VR Front Desk’s weekly roundup is highlights the latest news and stories about Airbnb
Airbnb Floating House in London
In possibly one of the coolest publicity stunts I have seen in a while, Airbnb is launching a floating house on the river Thames next week. With 2 bedrooms, a kitchen, living room, and a yard with a dog house, it is the most unusual “boat” on the river for sure.
Best of all, the stay is free. Airbnb is holding a contest and all you have to do is submit your name for a chance to win!
Even the meals are included, from a Michelin starred chef.
If I was in London, I would definitely apply. It would be a really cool opportunity.
What I don’t know is the exact calculus behind this gig, having this Airbnb barge constructed just for a few nights seems like an incredible cost for 5 nights of good publicity.
I think overall its a very clever move by Airbnb as they try to become more accepted into the cool and mainstream, and also to advocate for their issues of legalizing home sharing across the world.
In anycase, they are doing it with style. I wonder what happens to the house after they are done with it….
Long Term Tenant Nightmare
On the other side of the spectrum, ABC news is reporting on a terrible experience Airbnb host Poonam Sandhu had in her California Home.
She rented out her house to what seemed like a nice couple, when they were still on their Airbnb reservation. Once the reservation was over, the couple asked if they could continue their stay on a “cash basis”.

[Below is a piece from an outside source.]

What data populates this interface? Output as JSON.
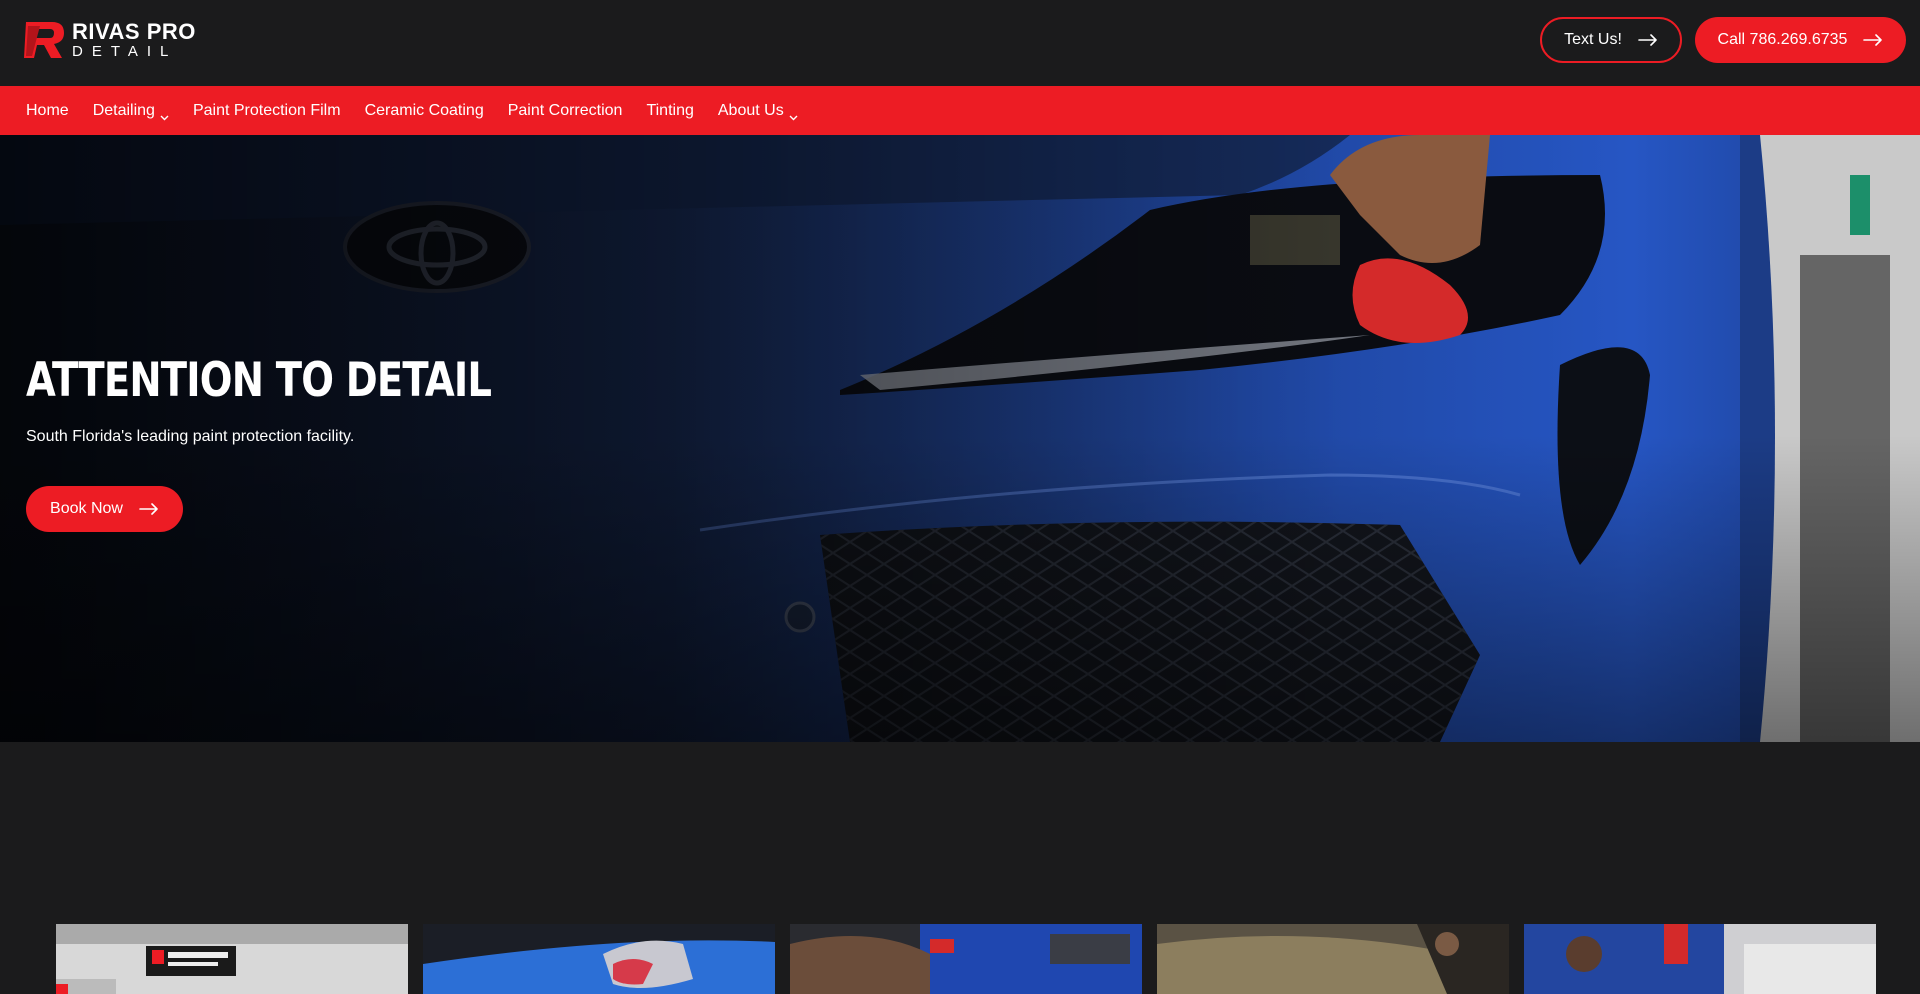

And this was the critical mistake that the host Poonam made: She agreed to what seemed like a reasonable request from nice people. Only this couple knew exactly what they were doing. Once they crossed the 30 day threshold, they stopped paying and started taking over the house as it was their own. After 30 days, they were technically tenants with all the tenant rights afforded to California residents, which are quite a lot!
Besides being unable to easily evict them, Poonam was technically required to give them 30 days notice that the “lease” would end. To properly evict them would cost a lot in legal fees, so she did what I think was the best possible course of action at that point: offered the couple $1000 to leave, which they eventually accepted.
Let this be a good lesson to learn. As a host, I am usually very wary of anyone that wants to stay for 30 days or longer. I would only consider guests with amazing reviews and of course ID verification for something like that. And lastly, any deal outside of the Airbnb platform runs a risk of turning quite nasty and you can lose all the protection that the Airbnb system provides, so operate with caution!